If you’re reading this indoors, you are sitting under a roof. If you’re reading this outdoors, it sounds like you’re probably not with us in Northeast Wisconsin. Roofs are usually above our heads; often, we don’t even think about them. Here are some of the coolest roofs around the world that are definitely difficult to ignore.

Roofs Around the World

Togo, Africa – Tata-Somba House

Roofs around the world, House of the Tamberma in Togo

Though simple in design, the traditional Tata-Somba houses of the Tammari people in Benin and Togo are elaborate in their utility – providing basement levels for livestock and drying areas for grain on the roof. The thatch coverings provide shade from the sun.

Moscow, Russia – St. Basil’s Cathedral

Roofs around the world, St. Basil's Cathedral in Moscow.

Russia’s beautiful onion domes have become synonymous with the nation’s traditional architecture. The unique roofing element was originally implemented to keep snow from piling up on tent churches and is now said to symbolize a burning candle.

Kathmandu, Nepal – Pagoda


Roofs around the world, Temple in Nepal.


The tiered-eave roofing design of traditional pagodas in Nepal, Japan, China, Vietnam and Southeast Asia is a one-of-a-kind way to construct a tower. Often, the roof of a pagoda is decorated with an elaborate metal finial at its point, which functions as a lightning rod.

Kitzsteinhorn, Austria – Igloo


Roofs around the world, Igloo

A hut made entirely out of snow and ice, igloos work by using the snow as an insulator for the body heat of the persons inside. This domed roof design allows the heat to circulate, producing up to a 50-degree difference in temperature between the inside and outside.

Zhangzhou City, Fujian Province, China

Roofs around the world, Zhangzhou City, Fujian Province, China


Though traditional Chinese architecture is an extremely broad field covering many different building styles and influences, the decorative tiled roofing is almost ubiquitous throughout the historical building scape. Flashed eaves are common on temples or homes of wealthy people and incorporate decorative figures and murals along the eaves.

Milan, Italy – Duomo Di Milano

Roofs around the world Duomo di Milano Cathedral, Milan

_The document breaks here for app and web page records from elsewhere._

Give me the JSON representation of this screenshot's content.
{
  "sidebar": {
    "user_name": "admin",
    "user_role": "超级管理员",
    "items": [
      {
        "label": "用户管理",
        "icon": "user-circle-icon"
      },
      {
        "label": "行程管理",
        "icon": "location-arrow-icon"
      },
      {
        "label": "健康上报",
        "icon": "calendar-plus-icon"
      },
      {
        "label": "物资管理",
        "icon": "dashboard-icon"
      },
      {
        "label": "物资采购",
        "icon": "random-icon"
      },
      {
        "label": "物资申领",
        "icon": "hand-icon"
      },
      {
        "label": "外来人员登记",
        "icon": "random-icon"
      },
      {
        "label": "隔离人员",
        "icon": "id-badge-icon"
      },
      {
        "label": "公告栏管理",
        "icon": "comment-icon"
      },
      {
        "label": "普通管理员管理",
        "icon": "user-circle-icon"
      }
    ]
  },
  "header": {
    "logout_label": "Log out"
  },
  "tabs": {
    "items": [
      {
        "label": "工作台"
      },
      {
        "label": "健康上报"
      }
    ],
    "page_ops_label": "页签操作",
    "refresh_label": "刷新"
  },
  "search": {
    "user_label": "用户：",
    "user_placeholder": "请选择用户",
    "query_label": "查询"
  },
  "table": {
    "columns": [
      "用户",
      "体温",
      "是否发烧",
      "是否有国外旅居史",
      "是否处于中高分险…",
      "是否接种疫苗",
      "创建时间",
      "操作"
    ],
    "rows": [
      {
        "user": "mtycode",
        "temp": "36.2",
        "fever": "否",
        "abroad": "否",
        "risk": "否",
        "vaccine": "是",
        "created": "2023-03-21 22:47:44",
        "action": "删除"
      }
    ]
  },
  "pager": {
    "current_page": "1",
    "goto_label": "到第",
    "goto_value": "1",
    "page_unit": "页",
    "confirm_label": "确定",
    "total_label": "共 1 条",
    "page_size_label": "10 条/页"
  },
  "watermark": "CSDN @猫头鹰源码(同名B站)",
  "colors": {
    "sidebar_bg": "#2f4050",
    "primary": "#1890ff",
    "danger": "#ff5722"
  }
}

Gothic buildings and cathedrals are recognizable by their buttresses and heavenward-pointed architecture. The use of spires is perhaps the biggest distinction of Gothic roofing. No building exemplifies this better than the Duomo Di Milano in Milan, Italy. Not only is it a perfect example of Gothic architecture, but it holds the award for the most spired building in all of Europe.

West Sumatra, Indonesia – Lareh Sago Halaban House


Roofs around the world, west sumatra indonesia

The term Rumah Gadang is Indonesian for “Big House,” and perhaps there is no more appropriate name for this style, which features dramatic curved roofs with multi-tiered unswept gables.

Samoa – Fale


Roofs around the world, Fale bungalow in Samoa

Traditional Samoan Fale (“House”) features wooden skeletal poles holding a large domed roof. These expansive roofs are constructed from thatch, traditionally woven by Samoan women.

Glaumbaer, Iceland – Turf House

Roofs around the world Glaumbaer Turf House in Iceland

Based on Viking longhouses, the turf houses of Iceland feature grass-covered roofing. The widespread availability of turf at the time of settlement allowed for its utility as a roofing material. They are rare to see nowadays but make up an important part of Iceland’s rich architectural history.

Tamil Nadu, India – The Kanchipuram Kailasanathar Temple

Roofs around the world Vallipuram Alvar Vishnu Temple India


Perhaps the most interesting roofs in the world, Gopurams, are found at the entrance to Hindu temples and serve as massive 3-dimensional murals depicting elements and characters of Hindu mythology. The tallest Gopuram in the world is almost 25 stories high. That’s 100 feet taller than the Statue of Liberty (without her pedestal)!

Did you enjoy this tour of roofs around the world? Looking to spruce up your roof? Contact us!